Steve Polasky, Co-Founder of the Natural Capital Project, said: “The world’s economies, businesses and our own well-being all depend on nature. But from climate change, extreme weather and flooding to water shortages, soil erosion and species extinctions, evidence shows that our planet is changing faster than at any other time in history. The way we feed, fuel and finance ourselves is destroying the life-support systems on which we depend, risking global economic devastation.”
The Global Futures study predicts annual global losses by 2050 of:
- $327 billion from damaged protections from flooding, storm surges and erosion due to changes in vegetation along coastlines and sea-level rises
- $128 billion from loss of carbon storage which protects against climate change
- $15 billion from lost habitats for bees and other pollinating insects
- $19 billion from reduced water availability for agriculture
- $7.5 billion from lost forests and forest ecosystem services
Thomas Hertel, Executive Director of the Global Trade and Analysis Project, said: “The science and economics are clear. We can no longer ignore the strong economic case for restoring nature. Inaction will cost us far more than actions aimed at protecting nature’s contributions to the economy.
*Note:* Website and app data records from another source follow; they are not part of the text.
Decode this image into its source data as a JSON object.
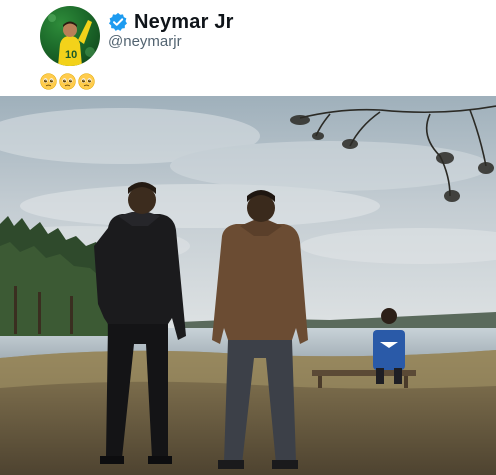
{
  "post": {
    "author": {
      "display_name": "Neymar Jr",
      "handle": "@neymarjr",
      "verified": true
    },
    "text_emojis": [
      "pleading-face-emoji",
      "pleading-face-emoji",
      "pleading-face-emoji"
    ],
    "media": {
      "type": "image",
      "content_icons": [
        "tree-branch",
        "person-back",
        "person-back",
        "child-on-bench",
        "lake",
        "forest"
      ]
    }
  },
  "colors": {
    "verified_badge": "#1d9bf0",
    "handle_text": "#536471",
    "name_text": "#0f1419"
  }
}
To ensure positive global futures, we need to achieve more sustainable patterns of production and land use, and reform economic and financial systems to incentivize nature-based decision making.”
The study also foresees global price hikes over the next 30 years for key commodities, as the world’s agricultural sector will be hardest hit by declines in nature, such as water shortages and a decrease in bees and other pollinating insects. This could ultimately lead to a rise in food prices for consumers globally, with implications for food security in many regions.
Predicted price rises by 2050 for key commodities include:
- Timber +8%
- Cotton +6%
- Oil seeds +4%
- Fruit and vegetables +3%
Mr Lambertini said: “We depend on nature much more than nature depends on us. It is hard to imagine a stable, just and prosperous society if forests disappear, pollinators vanish, biodiversity collapses and rivers and the ocean are depleted. The good news is that these disastrous outcomes can be averted if – instead of business as usual - governments act urgently to halt nature loss and tackle our planetary emergency. We need nothing short of a New Deal for Nature and People, as comprehensive, ambitious and science based as the global climate deal agreed in Paris in 2015.”